The importance of the GSIS and the Pag-IBIG Fund cannot be underscored enough. "The GSIS was created for the purpose of providing social security and insurance benefits as well as promoting efficiency and the welfare of government employees." To this end, the state has adopted a policy of maintaining and preserving the actuarial solvency of GSIS funds at all times, xxx Hence, non-remittance of the contributions threatens the actuarial solvency of the fund.It is imperative to stress once again our pronouncement in Rios v. Sandiganbayan :
x x x x
We cannot accept petitioner's argument that the duty to remit the required amounts falls to his co-accused. Republic Act No. 8291, Section 52(g) clearly provides that heads of agencies or branches of government shall be criminally liable for the failure, refusal, or delay in the payment, turnover, and remittance or delivery of such accounts to the GSIS.

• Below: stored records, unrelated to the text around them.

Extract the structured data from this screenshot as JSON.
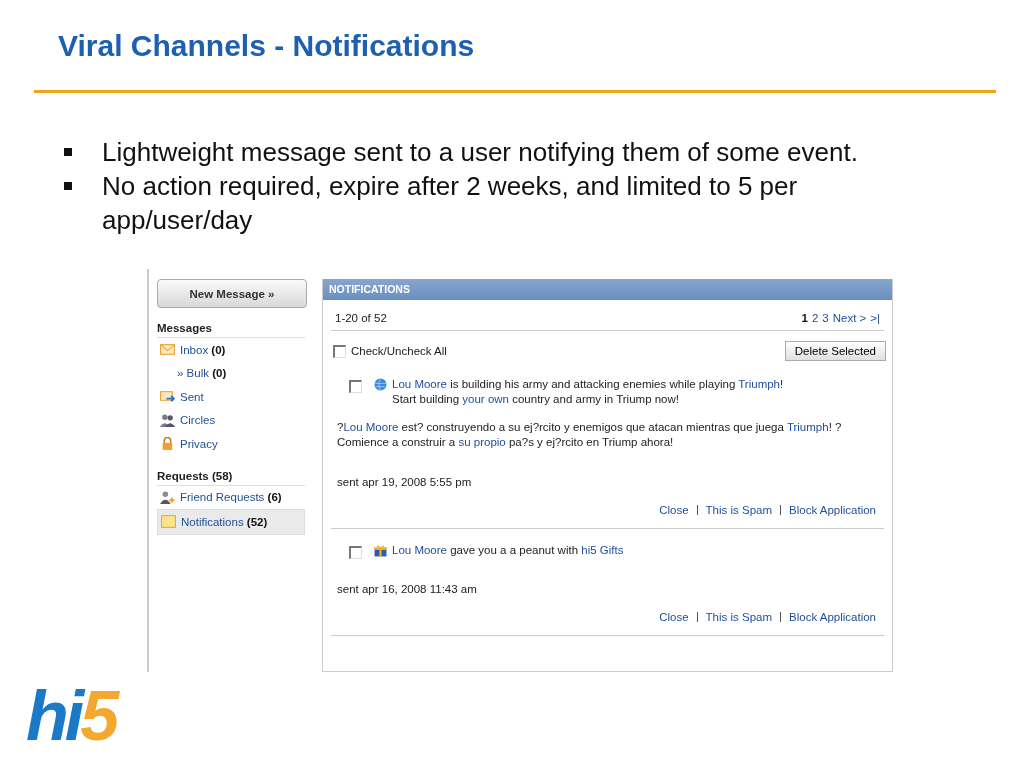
{
  "slide": {
    "title": "Viral Channels - Notifications",
    "bullets": [
      "Lightweight message sent to a user notifying them of some event.",
      "No action required, expire after 2 weeks, and limited to 5 per app/user/day"
    ]
  },
  "sidebar": {
    "new_message": "New Message »",
    "sections": [
      {
        "heading": "Messages",
        "items": [
          {
            "kind": "envelope",
            "label": "Inbox",
            "count": "(0)",
            "selected": false,
            "children": [
              {
                "prefix": "»",
                "label": "Bulk",
                "count": "(0)",
                "selected": false
              }
            ]
          },
          {
            "kind": "sent",
            "label": "Sent",
            "selected": false
          },
          {
            "kind": "people",
            "label": "Circles",
            "selected": false
          },
          {
            "kind": "lock",
            "label": "Privacy",
            "selected": false
          }
        ]
      },
      {
        "heading": "Requests (58)",
        "items": [
          {
            "kind": "friend",
            "label": "Friend Requests",
            "count": "(6)",
            "selected": false
          },
          {
            "kind": "note",
            "label": "Notifications",
            "count": "(52)",
            "selected": true
          }
        ]
      }
    ]
  },
  "panel": {
    "title": "NOTIFICATIONS",
    "range": "1-20 of 52",
    "pages": [
      {
        "label": "1",
        "selected": true
      },
      {
        "label": "2",
        "selected": false
      },
      {
        "label": "3",
        "selected": false
      },
      {
        "label": "Next >",
        "selected": false
      },
      {
        "label": ">|",
        "selected": false
      }
    ],
    "check_all": {
      "label": "Check/Uncheck All",
      "checked": false
    },
    "delete_button": "Delete Selected",
    "notifications": [
      {
        "kind": "game",
        "checked": false,
        "message": [
          [
            {
              "text": "Lou Moore",
              "link": true
            },
            {
              "text": " is building his army and attacking enemies while playing ",
              "link": false
            },
            {
              "text": "Triumph",
              "link": true
            },
            {
              "text": "!",
              "link": false
            }
          ],
          [
            {
              "text": "Start building ",
              "link": false
            },
            {
              "text": "your own",
              "link": true
            },
            {
              "text": " country and army in Triump now!",
              "link": false
            }
          ]
        ],
        "translation": [
          {
            "text": "?",
            "link": false
          },
          {
            "text": "Lou Moore",
            "link": true
          },
          {
            "text": " est? construyendo a su ej?rcito y enemigos que atacan mientras que juega ",
            "link": false
          },
          {
            "text": "Triumph",
            "link": true
          },
          {
            "text": "! ?Comience a construir a ",
            "link": false
          },
          {
            "text": "su propio",
            "link": true
          },
          {
            "text": " pa?s y ej?rcito en Triump ahora!",
            "link": false
          }
        ],
        "sent": "sent apr 19, 2008 5:55 pm",
        "actions": [
          "Close",
          "This is Spam",
          "Block Application"
        ]
      },
      {
        "kind": "gift",
        "checked": false,
        "message": [
          [
            {
              "text": "Lou Moore",
              "link": true
            },
            {
              "text": " gave you a a peanut with ",
              "link": false
            },
            {
              "text": "hi5 Gifts",
              "link": true
            }
          ]
        ],
        "sent": "sent apr 16, 2008 11:43 am",
        "actions": [
          "Close",
          "This is Spam",
          "Block Application"
        ]
      }
    ]
  },
  "logo": [
    "hi",
    "5"
  ]
}
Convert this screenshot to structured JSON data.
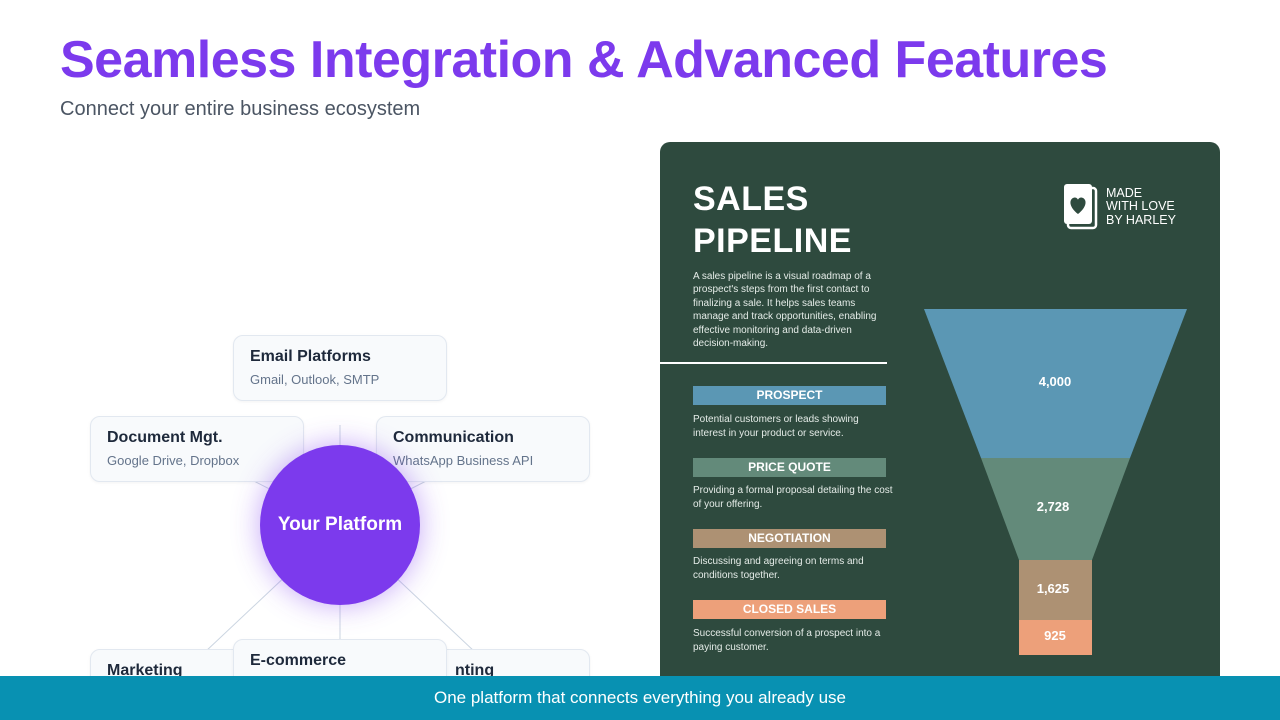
{
  "header": {
    "title": "Seamless Integration & Advanced Features",
    "subtitle": "Connect your entire business ecosystem"
  },
  "hub": {
    "center_label": "Your Platform",
    "nodes": {
      "email": {
        "title": "Email Platforms",
        "sub": "Gmail, Outlook, SMTP"
      },
      "documents": {
        "title": "Document Mgt.",
        "sub": "Google Drive, Dropbox"
      },
      "communication": {
        "title": "Communication",
        "sub": "WhatsApp Business API"
      },
      "marketing": {
        "title": "Marketing"
      },
      "ecommerce": {
        "title": "E-commerce"
      },
      "accounting": {
        "title": "nting"
      }
    }
  },
  "pipeline": {
    "title_line1": "SALES",
    "title_line2": "PIPELINE",
    "description": "A sales pipeline is a visual roadmap of a prospect's steps from the first contact to finalizing a sale. It helps sales teams manage and track opportunities, enabling effective monitoring and data-driven decision-making.",
    "logo_line1": "MADE",
    "logo_line2": "WITH LOVE",
    "logo_line3": "BY HARLEY",
    "stages": [
      {
        "name": "PROSPECT",
        "desc": "Potential customers or leads showing interest in your product or service.",
        "value": "4,000",
        "color": "#5b97b4"
      },
      {
        "name": "PRICE QUOTE",
        "desc": "Providing a formal proposal detailing the cost of your offering.",
        "value": "2,728",
        "color": "#638a7a"
      },
      {
        "name": "NEGOTIATION",
        "desc": "Discussing and agreeing on terms and conditions together.",
        "value": "1,625",
        "color": "#ad9173"
      },
      {
        "name": "CLOSED SALES",
        "desc": "Successful conversion of a prospect into a paying customer.",
        "value": "925",
        "color": "#eda07a"
      }
    ]
  },
  "footer": {
    "text": "One platform that connects everything you already use"
  }
}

xxx This Court would like to stress adherence to the doctrine that public office is a public trust. Public officers and employees must at all times be accountable to the people, serve them with utmost responsibility, integrity, loyalty and efficiency, act with patriotism and justice, and lead modest lives. Public servants must bear in mind this constitutional mandate at all times to guide them in their actions during their entire tenure in the government service. "The good of the service and the degree of morality which every official and employee in the public service must observe, if respect and confidence are to be maintained by the Government in the enforcement of the law, demand that no untoward conduct on his part, affecting morality, integrity and efficiency while holding office should be left without proper and commensurate sanction, all attendant circumstances taken into account."WHEREFORE, premises considered, the Court AFFIRMS the Decision of the Sandiganbayan dated March 15, 2019 in Crim. Case No. SB-ll-CRM-0120, finding accused-appellant Antonio M. Talaue GUILTY beyond reasonable doubt of violation of Section 52(g), in relation to Section 6(b) of Republic Act No. 8291, and sentencing him to suffer an indeterminate penalty of imprisonment ranging from three (3) years, as minimum, to five (5) years, as maximum, and to pay a fine of Twenty Thousand Pesos (P20,000.00). He shall further suffer the penalty of absolute perpetual disqualification from holding public office and from practicing any profession or calling licensed by the Government.